There are not that many things Rwandans of the diaspora agree upon nowadays, but April 6th is a cursed day for all, hutu, tutsi, twa alike. April 6th 1994 is the day the late president Habyarimana of Rwanda and the late president Ntaryamira of Burundi were assassinated. From that day on, most Rwandans’ lives haven’t been the same again.


As a tacit consensus, Rwandans who lost members of their family by the hand of Kagame’s RPF organize protest gatherings each year on April 6th to keep alive the memory of their lost ones and to protest against Paul Kagame’s genocidal regime, which to this day, enjoys international political and financial support while it quiety murders Rwandans all over the world and foments wars in neighbouring countries.

I went to such a gathering today, a public protest in front of the imposing Palais de Justice buiding in Brussels.


The place was full of cops. They informed us that we had to leave the premises because the Brussels Commune authorities which had authorized the protest two months in advance had suddenly decided to retrieve the authorization and declared the gathering illegal.


I have plenty of respect for men -and women- in uniform, but sometimes I pity them. Those cops didn’t realize they had been asked to prevent people from mourning their own. Most victims of RPF didn’t get a proper burial. Their families never got a chance to mourn them properly. In Rwanda, to this day, Hutu people are denied the right to mourn openly their family members killed during the 1990-1994 war.


They must have been Interahamwe militiamen, they don’t deserve a burial.
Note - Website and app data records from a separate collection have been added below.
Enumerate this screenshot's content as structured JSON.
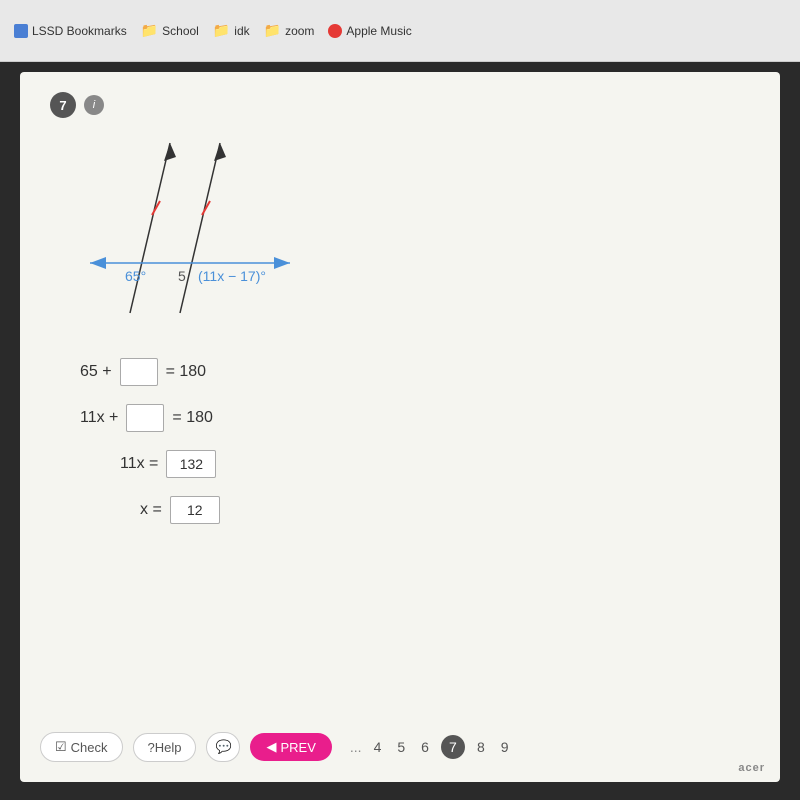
{
  "browser": {
    "bookmarks": [
      {
        "label": "LSSD Bookmarks",
        "icon_type": "blue"
      },
      {
        "label": "School",
        "icon_type": "folder"
      },
      {
        "label": "idk",
        "icon_type": "folder"
      },
      {
        "label": "zoom",
        "icon_type": "folder"
      },
      {
        "label": "Apple Music",
        "icon_type": "apple"
      }
    ]
  },
  "question": {
    "number": "7",
    "info_label": "i",
    "diagram": {
      "angle1": "65°",
      "angle_num": "5",
      "angle2_expr": "(11x − 17)°"
    },
    "equations": [
      {
        "left": "65 + ",
        "box": "",
        "right": " = 180"
      },
      {
        "left": "11x + ",
        "box": "",
        "right": " = 180"
      },
      {
        "left": "11x = ",
        "box_value": "132",
        "right": ""
      },
      {
        "left": "x = ",
        "box_value": "12",
        "right": ""
      }
    ]
  },
  "toolbar": {
    "check_label": "Check",
    "help_label": "?Help",
    "chat_icon": "💬",
    "prev_label": "PREV",
    "pages": [
      "...",
      "4",
      "5",
      "6",
      "7",
      "8",
      "9"
    ]
  },
  "footer": {
    "brand": "acer"
  }
}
Or maybe you wish to join them? ” is the answer one usually gets from the Rwandan authorities.


All those gatherings, protest marches and church services are for the Rwandan diaspora just a way to somehow catch up with our duty to our lost ones. To prevent a man from doing that is such a horrible task I would never want to be the one who has to do it.


As we weren’t leaving the premises fast enough to the cops’ taste, they started arresting us. The cops were surprised that we complied and didn’t oppose any resistance. How could they understand? They had probably been told that we were a bunch of machete-wielding savages who would eat them up at the first chance we got. 


They were putting plastic handcuffs on us. Someone started singing the Rwandan anthem. Everybody joined in. I saw an elderly lady already in handcuffs. They were escorting her to a police van. A very big cop asked me where I was going. I ignored him and joined in the song. He handcuffed me, hands in the back. I swear I have never had any masochistic yearnings, but I just didn’t feel any anger towards those cops. I couldn’t blame them. They didn’t know. They didn’t realize what a despicable act they were engaging in by just “following the orders”.

They handcuffed everybody. Men, women, children.


All that time, I couldn’t help but ask myself why anyone in their right mind would handcuff and lock up a grandmother who was only trying to mourn publicly her lost relatives? Exactly what danger were they trying to protect the Brussels population from? Well, maybe they thought the lady would cry so hard that the passers-by would die from sadness.


We spent around an hour in the police vans behind the Palais de Justice. Then they put us in prison cells by groups of four, and released us a little after 5PM.